‘Donor fatigue” is strangling charity fundraising campaigns. Creative ideas, based on game theory, have helped dozens of organizations increase their donation income — by as much as 2,000%, according to Arnon Shafir, CEO of Tel Aviv-based Give2gether.
Game theory is the study of decision-making among multiple interacting parties in a group or system, such as governments, markets or organizations.
“Game theory gives us a great insight into why people do what they do,” said Shafir. “We’ve applied the theory to fundraising, and we’ve found that when donors have a stake in what happens to the cause they are donating to, they’re more likely to give more money, and to encourage others to do so as well.
“Our case studies show that organizations using our methods are able to increase donations by tens of percent, and, in some cases, thousands of percent.”
For example, one of those creative ideas could include limiting the amount of money a donor can give to a cause, Shafir explained. According to research by Give2gether — and proven, Shafir said, by numerous case studies — capping a donation at a certain amount paradoxically increases the overall pool of money raised. When individual donations are limited, more donors feel they have a stake in the success of the project, because their money is necessary — and they’re more likely to urge others to get involved as well.
“Every dollar does not necessarily count,” added Shafir. “What’s more important, and more beneficial for nonprofits, is widening the circle of donors. In the end, organizations will raise more money when the crowd is bigger, and everyone feels they have a stake in its success.”
Give2gether, which aims to help nonprofits get their message across, has lots of ideas to get more donors to provide organizations with more assistance. The CEO continued:
“We advise organizations to use nonintuitive methods to appeal to donors, based on extensive research our team has done on what makes people give to causes. Much of our methodology is based on game theory, as applied to social network-based fundraising campaigns.”
The system is somewhat similar to the crowdfunding techniques used by sites like Kickstarter, but the 10,000 hours of research that have gone into Give2gether’s methods, said Shafir, “makes us like Kickstarter on steroids.”
Limiting donation amounts is just one of the effective, if nonintuitive, methods Shafir uses for Give2gether clients to bring in more donations. Using Give2gether, clients set up their own online funding campaign — Give2gether earns its money by charging clients a monthly fee — with the system automatically suggesting methods and strategies, depending on the nature of the campaign, its target audience, the amount of money being sought, etc.
The strategies, according to Shafir, are designed to inspire social activism among organization members and sympathizers, giving them a stake in the results of a campaign.

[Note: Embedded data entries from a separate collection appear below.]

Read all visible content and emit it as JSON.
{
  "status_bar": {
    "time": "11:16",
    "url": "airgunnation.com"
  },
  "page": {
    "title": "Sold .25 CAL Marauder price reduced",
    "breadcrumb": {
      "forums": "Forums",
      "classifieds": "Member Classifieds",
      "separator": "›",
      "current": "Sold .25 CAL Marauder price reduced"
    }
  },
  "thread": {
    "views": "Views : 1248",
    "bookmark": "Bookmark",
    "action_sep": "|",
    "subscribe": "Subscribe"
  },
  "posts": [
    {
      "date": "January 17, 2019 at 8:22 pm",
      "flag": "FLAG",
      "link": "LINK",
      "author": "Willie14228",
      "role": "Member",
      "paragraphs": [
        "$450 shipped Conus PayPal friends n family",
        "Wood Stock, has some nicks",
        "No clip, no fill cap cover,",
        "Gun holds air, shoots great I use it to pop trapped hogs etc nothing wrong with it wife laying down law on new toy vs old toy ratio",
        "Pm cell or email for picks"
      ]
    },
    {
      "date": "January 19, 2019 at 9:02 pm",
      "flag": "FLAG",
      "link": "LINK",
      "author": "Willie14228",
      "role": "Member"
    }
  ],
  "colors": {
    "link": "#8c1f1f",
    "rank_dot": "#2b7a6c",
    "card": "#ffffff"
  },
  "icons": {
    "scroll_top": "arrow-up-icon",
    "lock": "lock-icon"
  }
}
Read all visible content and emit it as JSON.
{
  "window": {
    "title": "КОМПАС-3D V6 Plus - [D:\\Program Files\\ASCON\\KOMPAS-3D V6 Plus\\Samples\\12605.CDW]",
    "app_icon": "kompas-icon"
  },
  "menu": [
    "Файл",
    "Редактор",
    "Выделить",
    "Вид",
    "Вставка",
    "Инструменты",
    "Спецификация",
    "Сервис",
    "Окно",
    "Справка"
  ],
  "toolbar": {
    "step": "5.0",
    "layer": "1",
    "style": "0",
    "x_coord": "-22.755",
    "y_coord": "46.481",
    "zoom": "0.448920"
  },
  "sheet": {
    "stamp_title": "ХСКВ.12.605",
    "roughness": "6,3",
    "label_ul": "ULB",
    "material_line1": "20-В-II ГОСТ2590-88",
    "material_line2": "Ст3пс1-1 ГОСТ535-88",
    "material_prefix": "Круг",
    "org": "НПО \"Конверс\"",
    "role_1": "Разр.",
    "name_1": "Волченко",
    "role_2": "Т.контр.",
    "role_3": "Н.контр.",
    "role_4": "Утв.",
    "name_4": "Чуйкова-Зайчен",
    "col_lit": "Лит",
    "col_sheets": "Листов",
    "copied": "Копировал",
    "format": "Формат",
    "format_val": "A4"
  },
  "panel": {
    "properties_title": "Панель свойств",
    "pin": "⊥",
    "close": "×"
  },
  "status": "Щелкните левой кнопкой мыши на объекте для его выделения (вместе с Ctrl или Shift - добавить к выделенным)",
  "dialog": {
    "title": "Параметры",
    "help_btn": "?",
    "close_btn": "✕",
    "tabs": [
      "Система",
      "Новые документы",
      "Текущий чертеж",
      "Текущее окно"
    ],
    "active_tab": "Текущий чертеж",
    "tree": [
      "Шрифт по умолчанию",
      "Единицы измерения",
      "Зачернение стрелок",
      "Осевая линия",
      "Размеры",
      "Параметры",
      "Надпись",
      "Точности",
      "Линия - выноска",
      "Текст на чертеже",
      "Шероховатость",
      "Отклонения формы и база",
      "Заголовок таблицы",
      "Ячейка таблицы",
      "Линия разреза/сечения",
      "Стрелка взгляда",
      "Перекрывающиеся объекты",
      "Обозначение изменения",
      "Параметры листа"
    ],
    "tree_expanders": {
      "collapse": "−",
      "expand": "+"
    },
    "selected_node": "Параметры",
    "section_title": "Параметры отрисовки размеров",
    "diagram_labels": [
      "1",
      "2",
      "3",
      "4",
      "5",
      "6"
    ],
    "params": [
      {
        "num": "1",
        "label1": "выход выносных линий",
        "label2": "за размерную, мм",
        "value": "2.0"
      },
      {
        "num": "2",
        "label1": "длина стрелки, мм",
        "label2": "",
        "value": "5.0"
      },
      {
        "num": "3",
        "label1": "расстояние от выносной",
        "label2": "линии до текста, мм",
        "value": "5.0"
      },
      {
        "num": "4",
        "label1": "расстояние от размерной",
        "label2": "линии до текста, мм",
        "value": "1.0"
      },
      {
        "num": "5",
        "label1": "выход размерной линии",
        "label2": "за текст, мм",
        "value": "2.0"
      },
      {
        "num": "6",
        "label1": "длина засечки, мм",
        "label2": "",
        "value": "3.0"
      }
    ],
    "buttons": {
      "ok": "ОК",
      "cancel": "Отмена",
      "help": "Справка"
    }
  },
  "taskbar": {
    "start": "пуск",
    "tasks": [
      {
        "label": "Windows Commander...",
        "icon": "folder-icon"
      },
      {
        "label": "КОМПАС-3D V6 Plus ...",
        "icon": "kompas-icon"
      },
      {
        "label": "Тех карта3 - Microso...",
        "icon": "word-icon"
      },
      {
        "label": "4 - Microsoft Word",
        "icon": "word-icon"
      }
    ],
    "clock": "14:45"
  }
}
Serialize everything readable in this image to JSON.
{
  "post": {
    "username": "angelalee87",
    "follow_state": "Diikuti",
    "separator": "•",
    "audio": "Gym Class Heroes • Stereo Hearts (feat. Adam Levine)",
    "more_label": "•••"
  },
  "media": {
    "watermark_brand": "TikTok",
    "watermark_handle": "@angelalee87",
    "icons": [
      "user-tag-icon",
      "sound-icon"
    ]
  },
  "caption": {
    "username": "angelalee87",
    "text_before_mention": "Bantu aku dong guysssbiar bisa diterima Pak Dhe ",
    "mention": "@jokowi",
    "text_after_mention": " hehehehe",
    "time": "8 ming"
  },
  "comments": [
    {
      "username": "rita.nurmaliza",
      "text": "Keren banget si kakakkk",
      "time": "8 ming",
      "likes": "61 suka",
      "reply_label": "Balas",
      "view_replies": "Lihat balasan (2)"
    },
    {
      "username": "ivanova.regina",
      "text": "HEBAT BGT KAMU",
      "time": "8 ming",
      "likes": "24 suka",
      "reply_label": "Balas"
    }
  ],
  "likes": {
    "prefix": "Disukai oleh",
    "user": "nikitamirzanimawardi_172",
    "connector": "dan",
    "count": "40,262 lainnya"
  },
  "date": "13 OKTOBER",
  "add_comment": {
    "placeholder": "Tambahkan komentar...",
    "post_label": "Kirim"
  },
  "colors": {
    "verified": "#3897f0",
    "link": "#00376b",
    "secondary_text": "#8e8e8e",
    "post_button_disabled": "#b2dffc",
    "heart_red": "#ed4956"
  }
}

Thus, the system might suggest to an organization guarantee that, if a fundraising goal is not met within the allotted time, all the donations will be returned to the donor. Under those circumstances, according to the research by Give2gether, people are more likely to give money: They are assured that their contribution will be used only for the target purpose — or not at all. According to Shafir, studies carried out at UC Berkeley show that conducting such “conditional” campaigns increases donations by individuals by 300%.
Organizations also get better results when they break down their funding requirements into tangible, achievable projects. Even the largest budget can be cut down into chunks of $25,000, $50,000 or $100,000 — the ideal amounts for a Give2gether campaign, Shafir explained. “People want to feel that their contributions are both meaningful to the completion of the campaign, and significant. And the more tangible the campaign, the more they will feel that way.”
Of course, there’s no need to rule out the “traditional” methods of fundraising, said Shafir. Celebrity endorsement, news releases, peer pressure, and simply asking people for help are all essential elements of a campaign. But for maximum effectiveness, those methods must be paired with the ones advocated by Give2gether.
“Especially in today’s competitive nonprofit environment, organizations need to respond to donors’ concerns. We’re not trying to trick anyone — just reach them with a message that accurately reflects what the organization they support and care about really needs. When presented with that kind of message, people are willing to go the extra mile and help out.”
The Give2gether website is chock-full of testimonials and case studies of successful and satisfied clients. Some examples are the Philadelphia school that was able to raise $15,000, in a single week, to send a team to a robotics championship in St. Louis; and the Canadian SPCA group, which increased its donations by over 2,000% within two years, and increased the number of people donating by over 1,000%.
“Crowdfunding has become a very hot area in recent years, and a lot of small start-ups were able to raise the money to develop their projects at sites like Kickstarter,” Shafir continued. “There’s no reason crowdfunding won’t work for nonprofits.
“Our methods, developed over many years of research, have successfully been used in business. In today’s economy, the nonprofit ‘business’ is just as tough as any other. And we are proud to have helped hundreds of organizations meet their fundraising goals.”